Frame Drum

Frame Drum Several techniques are employed to secure the stretched, Native-tanned leather drumhead to the bent wooden frame of this drum. The hand-carved wooden spikes are inserted through the sidewall of the frame, as well as the stretched edges of the hide. Additionally, leather strips are laced through slits cut near the edges of the stretched skin on the underside of the drum, with reinforced leather radii in six places. The drumhead painting depicts a buffalo, an integral aspect of life on the Great Plains.

Oral traditions link the life and survival of the Plains people to the buffalo. For this reason, much generational trauma exists as a direct result of the booming European fur trade of the late eighteenth and nineteenth centuries. The attached drum beater has a stuffed leather head with red-dyed quill pattern evoking the four cardinal directions.

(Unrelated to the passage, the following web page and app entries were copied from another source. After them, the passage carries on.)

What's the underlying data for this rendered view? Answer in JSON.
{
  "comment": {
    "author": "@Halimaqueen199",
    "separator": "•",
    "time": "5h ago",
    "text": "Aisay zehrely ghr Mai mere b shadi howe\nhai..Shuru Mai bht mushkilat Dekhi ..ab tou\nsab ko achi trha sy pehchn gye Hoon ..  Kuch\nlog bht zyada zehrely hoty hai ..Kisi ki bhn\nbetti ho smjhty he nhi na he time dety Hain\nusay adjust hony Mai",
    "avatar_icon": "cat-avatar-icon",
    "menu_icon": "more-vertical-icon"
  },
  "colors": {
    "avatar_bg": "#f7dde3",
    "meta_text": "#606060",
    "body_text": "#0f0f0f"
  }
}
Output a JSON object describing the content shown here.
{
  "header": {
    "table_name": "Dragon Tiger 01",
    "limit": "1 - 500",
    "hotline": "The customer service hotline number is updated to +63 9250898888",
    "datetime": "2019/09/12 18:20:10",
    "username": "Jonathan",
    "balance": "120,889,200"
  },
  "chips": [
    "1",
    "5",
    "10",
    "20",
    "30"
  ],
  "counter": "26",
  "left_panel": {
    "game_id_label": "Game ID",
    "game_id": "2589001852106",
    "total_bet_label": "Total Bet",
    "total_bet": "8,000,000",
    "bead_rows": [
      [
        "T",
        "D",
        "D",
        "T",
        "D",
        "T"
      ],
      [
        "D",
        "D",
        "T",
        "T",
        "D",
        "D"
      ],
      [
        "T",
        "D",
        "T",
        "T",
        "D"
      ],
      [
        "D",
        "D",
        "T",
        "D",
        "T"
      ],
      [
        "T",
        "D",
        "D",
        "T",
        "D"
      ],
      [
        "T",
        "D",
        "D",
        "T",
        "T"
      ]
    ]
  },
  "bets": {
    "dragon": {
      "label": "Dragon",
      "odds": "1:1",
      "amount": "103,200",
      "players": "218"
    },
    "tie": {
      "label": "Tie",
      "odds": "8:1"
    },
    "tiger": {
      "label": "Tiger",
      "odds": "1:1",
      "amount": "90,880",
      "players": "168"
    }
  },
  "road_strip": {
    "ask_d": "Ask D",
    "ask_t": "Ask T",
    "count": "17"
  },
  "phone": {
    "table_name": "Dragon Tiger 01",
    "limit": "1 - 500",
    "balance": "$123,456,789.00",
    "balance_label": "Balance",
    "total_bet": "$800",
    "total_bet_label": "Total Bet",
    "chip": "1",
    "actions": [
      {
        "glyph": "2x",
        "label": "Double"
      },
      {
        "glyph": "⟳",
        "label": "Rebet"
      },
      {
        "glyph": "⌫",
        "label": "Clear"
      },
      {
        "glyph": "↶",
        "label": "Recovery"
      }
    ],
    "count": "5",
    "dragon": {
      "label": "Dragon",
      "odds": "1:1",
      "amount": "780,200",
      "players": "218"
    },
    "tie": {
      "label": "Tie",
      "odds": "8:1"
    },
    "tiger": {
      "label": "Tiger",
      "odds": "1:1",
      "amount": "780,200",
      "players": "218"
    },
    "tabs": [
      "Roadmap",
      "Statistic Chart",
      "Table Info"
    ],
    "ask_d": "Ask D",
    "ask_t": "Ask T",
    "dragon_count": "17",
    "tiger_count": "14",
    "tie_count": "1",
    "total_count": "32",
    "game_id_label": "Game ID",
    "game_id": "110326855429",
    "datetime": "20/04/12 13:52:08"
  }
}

The resulting sounds have a band gap between about 300 and 400 Hz to about 700–800 Hz, depending on the ring diameter. The 8 cm diameter ring shows the strongest amplitude attenuation in the band gap. Still, when striking the membrane outside the ring, it sounds like a regular drum.